**What is expected**
Using the records below, filter for lines that contain the string "CBRE" and copy them out.

**Data for this task**
• • • •
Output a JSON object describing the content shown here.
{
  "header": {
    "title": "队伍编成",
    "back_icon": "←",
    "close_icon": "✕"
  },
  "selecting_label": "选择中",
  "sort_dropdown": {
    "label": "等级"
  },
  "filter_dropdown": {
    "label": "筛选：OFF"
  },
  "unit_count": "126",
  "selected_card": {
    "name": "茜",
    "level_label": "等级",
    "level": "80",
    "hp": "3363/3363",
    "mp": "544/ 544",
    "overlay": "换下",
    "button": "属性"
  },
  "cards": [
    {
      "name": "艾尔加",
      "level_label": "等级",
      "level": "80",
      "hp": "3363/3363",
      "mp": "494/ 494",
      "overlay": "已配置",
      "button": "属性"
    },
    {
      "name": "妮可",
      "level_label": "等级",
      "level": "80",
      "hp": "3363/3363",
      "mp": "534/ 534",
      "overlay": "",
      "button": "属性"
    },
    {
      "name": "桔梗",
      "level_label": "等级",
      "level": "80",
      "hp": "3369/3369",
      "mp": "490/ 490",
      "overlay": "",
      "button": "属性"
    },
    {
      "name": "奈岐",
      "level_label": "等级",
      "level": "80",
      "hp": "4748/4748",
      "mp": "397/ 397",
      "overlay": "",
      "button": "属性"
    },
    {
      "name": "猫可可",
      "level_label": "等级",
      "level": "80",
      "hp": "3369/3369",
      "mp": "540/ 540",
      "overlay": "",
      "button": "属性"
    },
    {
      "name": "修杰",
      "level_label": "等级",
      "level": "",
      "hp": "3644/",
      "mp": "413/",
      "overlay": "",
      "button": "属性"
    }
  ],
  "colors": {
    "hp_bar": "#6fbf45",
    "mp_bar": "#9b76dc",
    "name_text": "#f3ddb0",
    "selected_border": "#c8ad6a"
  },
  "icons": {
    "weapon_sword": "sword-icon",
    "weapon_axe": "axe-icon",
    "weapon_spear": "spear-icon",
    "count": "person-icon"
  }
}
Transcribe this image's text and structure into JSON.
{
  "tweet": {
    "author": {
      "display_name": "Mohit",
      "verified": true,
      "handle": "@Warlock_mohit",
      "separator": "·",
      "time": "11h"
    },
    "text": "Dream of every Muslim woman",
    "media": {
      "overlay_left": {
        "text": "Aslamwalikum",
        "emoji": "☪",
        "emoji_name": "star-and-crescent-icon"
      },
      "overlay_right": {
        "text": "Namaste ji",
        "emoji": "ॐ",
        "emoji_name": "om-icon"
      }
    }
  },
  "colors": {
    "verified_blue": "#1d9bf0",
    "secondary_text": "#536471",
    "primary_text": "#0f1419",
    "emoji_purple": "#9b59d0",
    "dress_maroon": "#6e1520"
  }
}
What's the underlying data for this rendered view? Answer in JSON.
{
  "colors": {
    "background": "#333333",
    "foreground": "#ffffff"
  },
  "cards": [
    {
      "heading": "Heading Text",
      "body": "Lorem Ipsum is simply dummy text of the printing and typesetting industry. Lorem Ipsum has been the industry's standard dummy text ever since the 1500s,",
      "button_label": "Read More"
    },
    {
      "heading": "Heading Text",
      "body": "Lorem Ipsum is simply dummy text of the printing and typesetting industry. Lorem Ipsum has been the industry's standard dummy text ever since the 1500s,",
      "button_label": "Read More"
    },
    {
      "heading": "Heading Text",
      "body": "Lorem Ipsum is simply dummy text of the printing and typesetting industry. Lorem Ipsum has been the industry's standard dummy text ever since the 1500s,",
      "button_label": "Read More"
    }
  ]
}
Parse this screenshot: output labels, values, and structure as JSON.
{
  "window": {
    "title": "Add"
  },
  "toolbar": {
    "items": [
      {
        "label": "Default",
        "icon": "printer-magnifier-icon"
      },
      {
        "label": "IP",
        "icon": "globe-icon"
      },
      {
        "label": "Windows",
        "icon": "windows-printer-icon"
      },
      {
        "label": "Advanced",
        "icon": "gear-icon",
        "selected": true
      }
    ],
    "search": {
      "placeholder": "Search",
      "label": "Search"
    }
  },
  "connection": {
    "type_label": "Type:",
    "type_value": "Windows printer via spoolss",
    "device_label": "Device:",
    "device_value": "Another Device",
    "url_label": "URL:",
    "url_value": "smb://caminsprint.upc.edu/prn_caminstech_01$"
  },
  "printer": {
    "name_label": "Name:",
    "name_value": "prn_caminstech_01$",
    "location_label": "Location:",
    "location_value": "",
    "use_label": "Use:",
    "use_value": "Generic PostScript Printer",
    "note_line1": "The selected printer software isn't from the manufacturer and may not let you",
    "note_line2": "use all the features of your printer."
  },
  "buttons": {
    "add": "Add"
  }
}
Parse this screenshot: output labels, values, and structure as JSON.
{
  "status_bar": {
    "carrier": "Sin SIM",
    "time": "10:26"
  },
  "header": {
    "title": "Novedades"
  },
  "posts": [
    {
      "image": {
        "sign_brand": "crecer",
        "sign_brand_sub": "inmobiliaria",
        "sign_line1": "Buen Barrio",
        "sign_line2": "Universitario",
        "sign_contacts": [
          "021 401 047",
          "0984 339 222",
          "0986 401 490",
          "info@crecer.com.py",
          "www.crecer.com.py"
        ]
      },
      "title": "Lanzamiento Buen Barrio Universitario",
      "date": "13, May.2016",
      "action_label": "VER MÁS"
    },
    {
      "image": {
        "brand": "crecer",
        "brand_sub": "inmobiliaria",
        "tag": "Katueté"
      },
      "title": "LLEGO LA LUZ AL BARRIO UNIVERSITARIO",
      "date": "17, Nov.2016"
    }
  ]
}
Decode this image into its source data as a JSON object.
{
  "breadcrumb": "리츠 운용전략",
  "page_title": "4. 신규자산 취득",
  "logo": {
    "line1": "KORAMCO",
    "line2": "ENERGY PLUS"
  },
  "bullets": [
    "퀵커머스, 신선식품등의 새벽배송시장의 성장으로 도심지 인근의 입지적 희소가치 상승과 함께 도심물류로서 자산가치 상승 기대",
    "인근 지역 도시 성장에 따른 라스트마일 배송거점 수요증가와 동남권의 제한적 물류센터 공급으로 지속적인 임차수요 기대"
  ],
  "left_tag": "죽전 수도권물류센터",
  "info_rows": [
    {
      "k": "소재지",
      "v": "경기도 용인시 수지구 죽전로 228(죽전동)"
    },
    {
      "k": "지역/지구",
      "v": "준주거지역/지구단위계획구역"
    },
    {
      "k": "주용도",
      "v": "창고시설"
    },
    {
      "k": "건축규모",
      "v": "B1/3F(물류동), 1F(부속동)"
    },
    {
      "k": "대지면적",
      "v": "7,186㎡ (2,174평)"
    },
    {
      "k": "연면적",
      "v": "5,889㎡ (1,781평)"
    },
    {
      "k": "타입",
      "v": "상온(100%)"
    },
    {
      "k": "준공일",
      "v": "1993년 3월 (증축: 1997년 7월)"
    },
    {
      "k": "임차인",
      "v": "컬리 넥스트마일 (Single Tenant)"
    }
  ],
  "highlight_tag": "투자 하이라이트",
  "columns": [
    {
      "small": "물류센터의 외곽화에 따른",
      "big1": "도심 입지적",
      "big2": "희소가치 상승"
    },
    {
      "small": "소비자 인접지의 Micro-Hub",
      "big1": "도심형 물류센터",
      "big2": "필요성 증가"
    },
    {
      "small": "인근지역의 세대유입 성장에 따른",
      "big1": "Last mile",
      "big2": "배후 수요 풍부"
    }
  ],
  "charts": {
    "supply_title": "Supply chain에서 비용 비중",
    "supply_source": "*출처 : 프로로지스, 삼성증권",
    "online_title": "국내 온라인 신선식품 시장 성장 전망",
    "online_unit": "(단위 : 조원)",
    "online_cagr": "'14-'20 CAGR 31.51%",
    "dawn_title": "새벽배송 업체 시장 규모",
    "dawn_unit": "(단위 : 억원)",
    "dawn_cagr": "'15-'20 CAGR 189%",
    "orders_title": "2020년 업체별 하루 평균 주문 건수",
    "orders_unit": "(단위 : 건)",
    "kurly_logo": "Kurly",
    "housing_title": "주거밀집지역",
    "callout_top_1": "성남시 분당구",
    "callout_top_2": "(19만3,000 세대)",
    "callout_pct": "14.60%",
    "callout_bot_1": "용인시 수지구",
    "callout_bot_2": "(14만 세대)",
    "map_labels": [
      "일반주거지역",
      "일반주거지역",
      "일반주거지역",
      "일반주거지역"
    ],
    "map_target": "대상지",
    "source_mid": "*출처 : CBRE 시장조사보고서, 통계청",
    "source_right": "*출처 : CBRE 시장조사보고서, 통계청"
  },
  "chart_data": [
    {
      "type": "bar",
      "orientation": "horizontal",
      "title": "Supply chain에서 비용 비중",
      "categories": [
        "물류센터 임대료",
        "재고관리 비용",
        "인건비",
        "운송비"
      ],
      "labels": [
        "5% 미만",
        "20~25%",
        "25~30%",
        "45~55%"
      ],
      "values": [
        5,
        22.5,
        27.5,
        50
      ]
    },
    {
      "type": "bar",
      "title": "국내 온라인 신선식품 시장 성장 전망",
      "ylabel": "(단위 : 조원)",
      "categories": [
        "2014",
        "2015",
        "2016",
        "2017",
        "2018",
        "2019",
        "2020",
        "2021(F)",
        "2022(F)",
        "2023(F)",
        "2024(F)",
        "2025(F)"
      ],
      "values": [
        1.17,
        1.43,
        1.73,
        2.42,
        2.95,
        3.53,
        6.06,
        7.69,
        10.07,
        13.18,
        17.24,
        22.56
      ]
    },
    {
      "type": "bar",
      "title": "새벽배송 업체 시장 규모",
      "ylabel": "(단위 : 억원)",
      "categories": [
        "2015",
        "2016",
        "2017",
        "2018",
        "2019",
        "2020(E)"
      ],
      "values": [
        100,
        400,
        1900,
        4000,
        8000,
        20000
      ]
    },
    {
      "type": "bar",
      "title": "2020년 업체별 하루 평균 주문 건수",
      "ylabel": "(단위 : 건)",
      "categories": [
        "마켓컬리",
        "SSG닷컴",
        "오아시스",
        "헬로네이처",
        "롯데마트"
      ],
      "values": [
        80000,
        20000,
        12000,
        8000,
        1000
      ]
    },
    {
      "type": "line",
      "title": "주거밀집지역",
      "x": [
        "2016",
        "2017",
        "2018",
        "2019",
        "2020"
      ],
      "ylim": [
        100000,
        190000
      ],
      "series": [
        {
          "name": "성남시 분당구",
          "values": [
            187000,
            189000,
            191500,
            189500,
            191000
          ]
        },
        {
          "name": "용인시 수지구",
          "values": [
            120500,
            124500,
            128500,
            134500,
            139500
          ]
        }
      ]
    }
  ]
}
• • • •
**Exercise solution**
    "source_mid": "*출처 : CBRE 시장조사보고서, 통계청",
    "source_right": "*출처 : CBRE 시장조사보고서, 통계청"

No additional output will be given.